By Rev. Bonnie Wilcox

The best greeting you could ever want to hear: You are warmly welcome!

Our first trip to the Iringa Diocese and the congregation of Tungamalenga was in 2002. None of our group had ever been to the African continent. Our first night in Iringa city, we were invited to a wedding reception. Our hosts said it would be a “quick stop,” to support a couple they knew. “You are warmly welcome,” we heard that evening, again and again. “Here is soda.” “Please come and greet and bless the couple.” “Please come and dance with us.”

A few days later, on a rough dirt road with culvert replacement projects underway and a bus with no air conditioning, we bumped along for about four hours to the village of Tungamalenga. It is the closest community to Ruaha National Park, which is the only reason most visitors travel that far. It was hard travel.

As we were about a mile or so from the village, we saw ahead a figure dressed in black running toward us, waving and smiling. It was Pastor Alfred Kikoti, then the pastor of the Tungamalenga Parish and its many preaching points. “You are warmly welcomed,” we heard from Pastor Alfred and his family, from the elected leaders of the parish, from the evangelists, and all whom we met.

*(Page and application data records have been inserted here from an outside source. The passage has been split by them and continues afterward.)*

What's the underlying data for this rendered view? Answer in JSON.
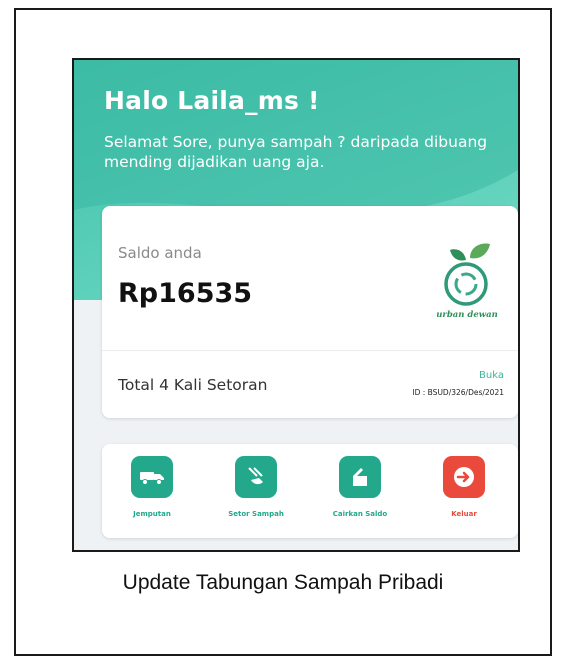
{
  "header": {
    "greeting": "Halo Laila_ms !",
    "subtitle": "Selamat Sore, punya sampah ? daripada dibuang mending dijadikan uang aja."
  },
  "balance_card": {
    "label": "Saldo anda",
    "amount": "Rp16535",
    "logo_text": "urban dewan",
    "total_deposits": "Total 4 Kali Setoran",
    "open_link": "Buka",
    "account_id": "ID : BSUD/326/Des/2021"
  },
  "menu": {
    "items": [
      {
        "label": "Jemputan",
        "icon": "truck-icon",
        "color": "#23a88c"
      },
      {
        "label": "Setor Sampah",
        "icon": "deposit-icon",
        "color": "#23a88c"
      },
      {
        "label": "Cairkan Saldo",
        "icon": "withdraw-icon",
        "color": "#23a88c"
      },
      {
        "label": "Keluar",
        "icon": "logout-icon",
        "color": "#ea4a3c"
      }
    ]
  },
  "caption": "Update Tabungan Sampah Pribadi",
  "colors": {
    "accent": "#3fbfa8",
    "danger": "#ea4a3c",
    "link": "#3cb59b"
  }
}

This greeting, filled with familiar words but offered in a way that was unusual to us, deepened its meaning in each of us. It continued as people walked beside us, holding our hands in friendship, no matter our gender, age, or race. Little children offered adults a traditional blessing and we learned the proper response.

Our interpreter for the village visit was Pastor Benjamin Ngede, who had warmth and joy to spare! I learned I could tease him as he interpreted, since what he told congregations in Swahili was much longer than what I had said!

Our last event of that trip was the funeral of Pastor Benjamin’s daughter. We were devastated at this news. Our hosts encouraged us to attend, “for just a short visit.”

We were warmly welcomed at the church, at the cemetery, and at the houses emptied along a street to accommodate and serve meals to all the mourners. “You are warmly welcome,” we heard again. We were given a place of honor in each place, beyond our comfort, but we hope we graciously received it.

And we knew the truth of this statement — you are warmly welcome — better than we had ever known before.

Read the full article on the Tanzania blog, found at